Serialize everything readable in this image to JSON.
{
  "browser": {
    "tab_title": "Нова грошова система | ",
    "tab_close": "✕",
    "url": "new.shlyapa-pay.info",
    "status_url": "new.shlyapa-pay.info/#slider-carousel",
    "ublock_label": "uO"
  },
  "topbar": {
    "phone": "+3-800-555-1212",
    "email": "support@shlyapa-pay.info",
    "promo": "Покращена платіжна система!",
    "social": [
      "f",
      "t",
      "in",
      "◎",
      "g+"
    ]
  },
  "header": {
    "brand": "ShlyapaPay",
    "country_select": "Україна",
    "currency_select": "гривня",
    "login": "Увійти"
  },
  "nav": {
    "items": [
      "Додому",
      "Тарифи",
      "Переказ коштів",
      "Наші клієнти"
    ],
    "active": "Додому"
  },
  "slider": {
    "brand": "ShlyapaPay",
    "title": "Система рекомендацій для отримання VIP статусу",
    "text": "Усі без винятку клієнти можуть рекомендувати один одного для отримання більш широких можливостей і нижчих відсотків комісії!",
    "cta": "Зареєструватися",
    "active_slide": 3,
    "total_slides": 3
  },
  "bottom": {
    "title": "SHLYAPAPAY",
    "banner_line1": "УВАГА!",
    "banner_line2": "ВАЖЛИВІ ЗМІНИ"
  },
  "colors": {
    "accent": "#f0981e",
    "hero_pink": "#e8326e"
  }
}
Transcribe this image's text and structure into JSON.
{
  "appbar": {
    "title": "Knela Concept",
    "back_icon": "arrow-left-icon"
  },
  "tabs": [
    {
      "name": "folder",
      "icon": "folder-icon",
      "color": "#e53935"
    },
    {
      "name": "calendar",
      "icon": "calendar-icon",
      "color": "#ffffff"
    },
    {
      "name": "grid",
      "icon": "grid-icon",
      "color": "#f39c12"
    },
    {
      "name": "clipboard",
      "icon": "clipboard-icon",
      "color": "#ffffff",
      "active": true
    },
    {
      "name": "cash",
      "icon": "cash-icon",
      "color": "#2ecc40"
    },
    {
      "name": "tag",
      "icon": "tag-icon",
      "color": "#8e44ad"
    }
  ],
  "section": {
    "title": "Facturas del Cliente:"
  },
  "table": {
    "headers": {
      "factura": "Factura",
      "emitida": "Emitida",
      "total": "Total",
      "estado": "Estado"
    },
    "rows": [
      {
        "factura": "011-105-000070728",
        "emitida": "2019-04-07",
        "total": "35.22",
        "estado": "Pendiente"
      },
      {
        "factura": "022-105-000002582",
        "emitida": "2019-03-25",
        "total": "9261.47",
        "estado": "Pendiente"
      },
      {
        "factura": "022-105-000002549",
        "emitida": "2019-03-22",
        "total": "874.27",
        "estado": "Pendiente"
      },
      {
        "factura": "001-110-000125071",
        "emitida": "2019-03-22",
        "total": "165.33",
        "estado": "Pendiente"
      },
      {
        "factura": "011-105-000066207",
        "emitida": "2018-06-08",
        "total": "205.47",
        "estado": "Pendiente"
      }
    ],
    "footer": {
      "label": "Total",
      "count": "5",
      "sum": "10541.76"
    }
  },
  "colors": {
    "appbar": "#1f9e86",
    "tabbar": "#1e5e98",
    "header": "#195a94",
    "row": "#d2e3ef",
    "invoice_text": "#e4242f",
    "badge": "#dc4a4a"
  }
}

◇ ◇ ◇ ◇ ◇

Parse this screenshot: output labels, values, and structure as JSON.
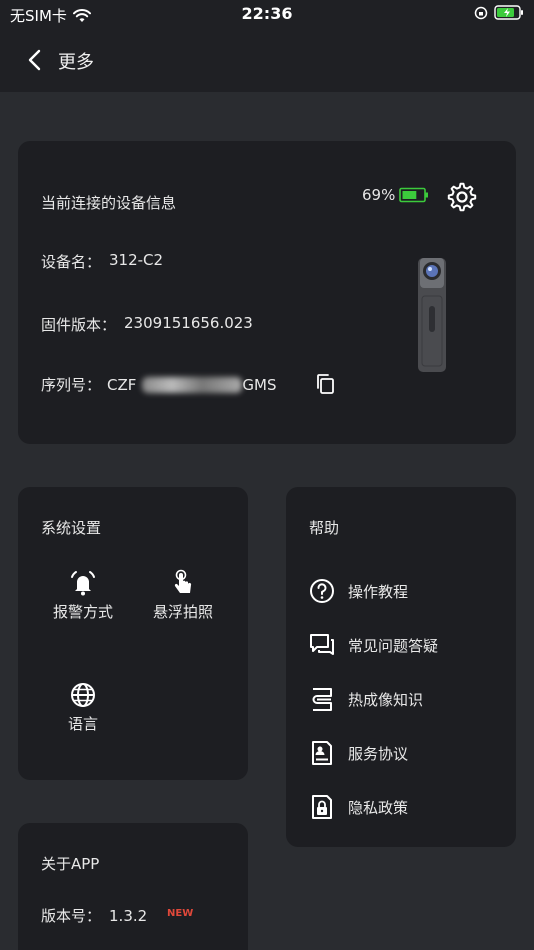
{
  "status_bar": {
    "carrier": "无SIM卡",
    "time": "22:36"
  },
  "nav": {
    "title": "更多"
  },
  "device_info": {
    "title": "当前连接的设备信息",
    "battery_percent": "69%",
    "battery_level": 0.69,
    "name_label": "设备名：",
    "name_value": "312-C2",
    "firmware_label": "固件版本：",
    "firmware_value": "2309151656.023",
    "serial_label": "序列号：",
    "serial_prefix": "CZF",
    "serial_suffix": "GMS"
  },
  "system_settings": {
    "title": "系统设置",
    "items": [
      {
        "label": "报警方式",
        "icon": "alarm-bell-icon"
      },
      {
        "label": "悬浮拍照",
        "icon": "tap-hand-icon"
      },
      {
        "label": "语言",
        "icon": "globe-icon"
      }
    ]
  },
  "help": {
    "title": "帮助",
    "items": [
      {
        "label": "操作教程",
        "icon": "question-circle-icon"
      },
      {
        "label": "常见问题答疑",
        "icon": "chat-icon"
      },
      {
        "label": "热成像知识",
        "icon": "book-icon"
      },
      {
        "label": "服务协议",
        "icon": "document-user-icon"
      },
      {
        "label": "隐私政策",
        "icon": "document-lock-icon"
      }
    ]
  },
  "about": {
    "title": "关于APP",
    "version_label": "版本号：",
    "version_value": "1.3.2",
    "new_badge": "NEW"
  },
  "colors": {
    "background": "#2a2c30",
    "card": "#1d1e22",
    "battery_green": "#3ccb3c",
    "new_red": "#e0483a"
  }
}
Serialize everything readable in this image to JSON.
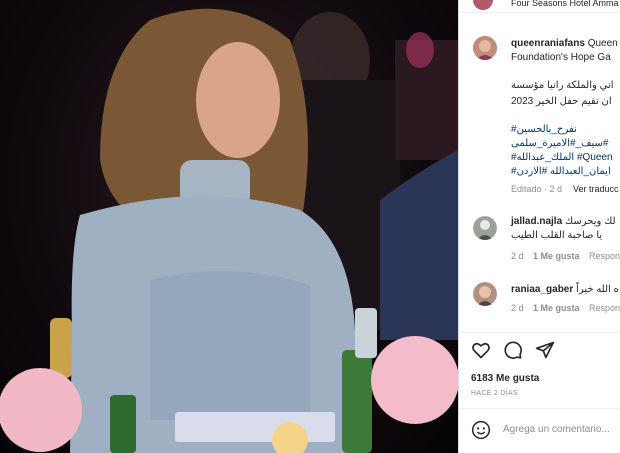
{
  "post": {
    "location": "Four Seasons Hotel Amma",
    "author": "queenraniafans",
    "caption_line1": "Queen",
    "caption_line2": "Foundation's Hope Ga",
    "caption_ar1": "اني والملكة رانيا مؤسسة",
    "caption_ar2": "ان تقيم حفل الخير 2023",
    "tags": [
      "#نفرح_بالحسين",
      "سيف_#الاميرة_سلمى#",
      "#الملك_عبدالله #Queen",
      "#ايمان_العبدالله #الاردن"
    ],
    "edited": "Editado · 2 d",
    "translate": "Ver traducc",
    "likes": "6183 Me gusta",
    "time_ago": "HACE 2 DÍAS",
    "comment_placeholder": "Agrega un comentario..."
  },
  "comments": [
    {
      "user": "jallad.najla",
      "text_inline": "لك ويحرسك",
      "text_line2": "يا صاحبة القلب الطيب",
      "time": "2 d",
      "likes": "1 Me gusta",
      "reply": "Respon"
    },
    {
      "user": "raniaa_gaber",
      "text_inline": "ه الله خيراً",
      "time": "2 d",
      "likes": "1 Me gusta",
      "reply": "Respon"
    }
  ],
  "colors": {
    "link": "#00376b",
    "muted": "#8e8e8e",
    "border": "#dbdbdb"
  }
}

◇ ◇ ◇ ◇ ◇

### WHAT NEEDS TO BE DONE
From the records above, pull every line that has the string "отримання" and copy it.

### TASK RESPONSE
    "title": "Система рекомендацій для отримання VIP статусу",
    "text": "Усі без винятку клієнти можуть рекомендувати один одного для отримання більш широких можливостей і нижчих відсотків комісії!",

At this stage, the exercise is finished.